What is a Lottery?


A lottery is a form of gambling in which numbers are drawn to determine winners. Most states and the District of Columbia run lotteries to raise money for public programs. Some states also allow charitable, non-profit and church organizations to conduct lotteries. Each state enacts its own laws governing lotteries, which are generally delegated to a state lottery commission or board to administer. These entities typically select and license retailers, train employees of retailers to use lottery terminals, sell tickets, redeem winning tickets and assist retailers in promoting lottery games. They also ensure that both retailers and players comply with state law and regulations.

Although there are many different types of lotteries, the most common involves picking the right numbers from a pool of balls with each number being numbered from 1 to 50. Each state chooses the size and structure of its lottery to suit its demographics and economic situation. Some state lotteries have a fixed prize level while others have progressive jackpots that increase with ticket sales. A large jackpot can drive ticket sales but it is important for each lottery to balance the odds of winning with the overall amount of ticket purchases. If the odds are too low, a winner will be picked almost every week and jackpots will never grow. If the odds are too high, the number of tickets sold will decline and the prize pool will be smaller.

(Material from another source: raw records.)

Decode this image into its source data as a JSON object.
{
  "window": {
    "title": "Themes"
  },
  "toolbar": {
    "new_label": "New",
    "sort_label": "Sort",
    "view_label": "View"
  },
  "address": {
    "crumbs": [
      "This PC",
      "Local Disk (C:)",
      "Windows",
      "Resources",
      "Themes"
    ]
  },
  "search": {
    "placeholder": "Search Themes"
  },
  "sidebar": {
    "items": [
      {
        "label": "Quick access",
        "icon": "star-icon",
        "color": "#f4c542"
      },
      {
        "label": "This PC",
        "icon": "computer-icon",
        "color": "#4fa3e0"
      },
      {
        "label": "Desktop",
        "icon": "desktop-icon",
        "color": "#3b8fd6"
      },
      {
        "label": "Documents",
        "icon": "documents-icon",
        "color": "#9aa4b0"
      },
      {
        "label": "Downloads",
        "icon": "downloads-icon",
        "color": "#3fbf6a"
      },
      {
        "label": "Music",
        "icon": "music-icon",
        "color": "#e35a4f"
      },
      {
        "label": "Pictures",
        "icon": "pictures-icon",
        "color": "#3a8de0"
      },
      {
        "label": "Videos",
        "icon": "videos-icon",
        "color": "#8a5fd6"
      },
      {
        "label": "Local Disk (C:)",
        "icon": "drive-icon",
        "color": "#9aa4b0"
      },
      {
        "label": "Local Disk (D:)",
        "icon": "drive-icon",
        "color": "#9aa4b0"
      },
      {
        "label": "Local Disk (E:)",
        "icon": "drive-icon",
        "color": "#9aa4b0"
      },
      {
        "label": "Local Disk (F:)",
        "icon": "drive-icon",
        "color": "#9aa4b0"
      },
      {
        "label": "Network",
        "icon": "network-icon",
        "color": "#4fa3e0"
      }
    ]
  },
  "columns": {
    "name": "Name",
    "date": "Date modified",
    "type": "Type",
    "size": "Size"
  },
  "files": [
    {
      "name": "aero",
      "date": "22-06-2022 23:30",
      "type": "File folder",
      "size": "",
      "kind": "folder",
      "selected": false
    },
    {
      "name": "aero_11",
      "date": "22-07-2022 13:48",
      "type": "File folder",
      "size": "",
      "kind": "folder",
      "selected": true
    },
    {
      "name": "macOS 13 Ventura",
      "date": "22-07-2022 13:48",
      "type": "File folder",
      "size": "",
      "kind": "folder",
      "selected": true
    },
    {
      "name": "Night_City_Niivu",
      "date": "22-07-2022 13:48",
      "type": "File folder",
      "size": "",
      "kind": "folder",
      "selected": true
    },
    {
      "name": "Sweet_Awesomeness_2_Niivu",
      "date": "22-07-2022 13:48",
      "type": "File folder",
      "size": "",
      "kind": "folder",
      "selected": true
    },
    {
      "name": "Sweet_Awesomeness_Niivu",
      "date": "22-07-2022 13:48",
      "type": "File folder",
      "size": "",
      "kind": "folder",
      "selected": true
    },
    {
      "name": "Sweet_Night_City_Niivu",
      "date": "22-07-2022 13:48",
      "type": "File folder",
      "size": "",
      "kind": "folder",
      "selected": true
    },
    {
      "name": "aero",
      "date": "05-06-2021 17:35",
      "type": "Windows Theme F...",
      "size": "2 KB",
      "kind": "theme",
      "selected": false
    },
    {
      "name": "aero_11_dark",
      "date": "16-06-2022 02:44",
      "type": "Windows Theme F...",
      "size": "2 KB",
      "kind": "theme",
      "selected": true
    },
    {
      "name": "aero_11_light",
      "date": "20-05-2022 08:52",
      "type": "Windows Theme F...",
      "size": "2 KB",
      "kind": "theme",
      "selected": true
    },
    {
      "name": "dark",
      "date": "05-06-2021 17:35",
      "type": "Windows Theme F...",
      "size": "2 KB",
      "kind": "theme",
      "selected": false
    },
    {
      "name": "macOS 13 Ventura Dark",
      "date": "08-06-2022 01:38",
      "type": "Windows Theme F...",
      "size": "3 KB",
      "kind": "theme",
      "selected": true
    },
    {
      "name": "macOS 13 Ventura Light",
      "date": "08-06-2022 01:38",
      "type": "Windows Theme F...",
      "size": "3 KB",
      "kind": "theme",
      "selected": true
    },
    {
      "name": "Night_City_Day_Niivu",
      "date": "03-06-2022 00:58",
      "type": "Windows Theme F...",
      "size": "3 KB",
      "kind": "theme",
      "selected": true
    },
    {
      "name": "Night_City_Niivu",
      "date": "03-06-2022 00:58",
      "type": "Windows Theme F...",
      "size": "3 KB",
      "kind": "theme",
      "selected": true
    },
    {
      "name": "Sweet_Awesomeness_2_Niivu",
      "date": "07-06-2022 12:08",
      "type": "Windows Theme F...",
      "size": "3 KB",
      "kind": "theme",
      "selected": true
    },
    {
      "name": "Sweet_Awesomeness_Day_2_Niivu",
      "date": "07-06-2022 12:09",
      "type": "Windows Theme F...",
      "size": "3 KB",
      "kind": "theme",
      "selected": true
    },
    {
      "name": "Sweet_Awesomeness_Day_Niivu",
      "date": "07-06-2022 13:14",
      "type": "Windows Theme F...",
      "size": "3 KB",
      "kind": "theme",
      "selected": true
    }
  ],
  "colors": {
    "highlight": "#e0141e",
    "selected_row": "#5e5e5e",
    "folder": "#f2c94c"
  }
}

While most lottery participants are not necessarily addicted, they can find the game an interesting pastime or a fun way to pass time. Many people have won big prizes, including cars and houses, through the lottery. However, the lottery is not without its critics. For example, some people believe that the lottery encourages excessive gambling and can cause mental health problems in those who play it frequently. Despite these criticisms, the lottery continues to be popular.

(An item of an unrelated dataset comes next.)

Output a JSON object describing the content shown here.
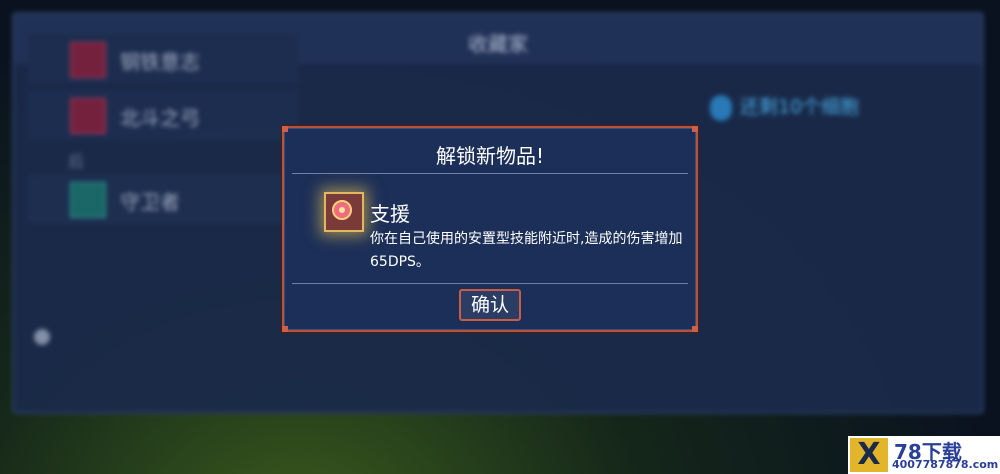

When you are playing the lottery, it is a good idea to keep track of your ticket numbers and dates of purchase. This will help you avoid any mistakes that might result in a lost ticket or invalidate your entry into a drawing. It is also a good idea to keep an eye on your bank account so that you do not spend more than you can afford.

The word lottery has its roots in the Middle Dutch “loterie,” derived from the Latin term for “drawing of lots.” Lotteries have a long history, dating back to biblical times when land was distributed by lot. Lotteries were commonly used in colonial America to fund projects such as paving streets and building wharves. George Washington even sponsored a lottery to finance his efforts to build a road across the Blue Ridge Mountains.

Once a lottery is established, it usually generates substantial initial revenues. These revenues are then used to pay out the winnings and to fund additional games. After a certain period, however, revenue growth begins to slow and eventually decline. This has led to the introduction of new games to maintain or increase revenues.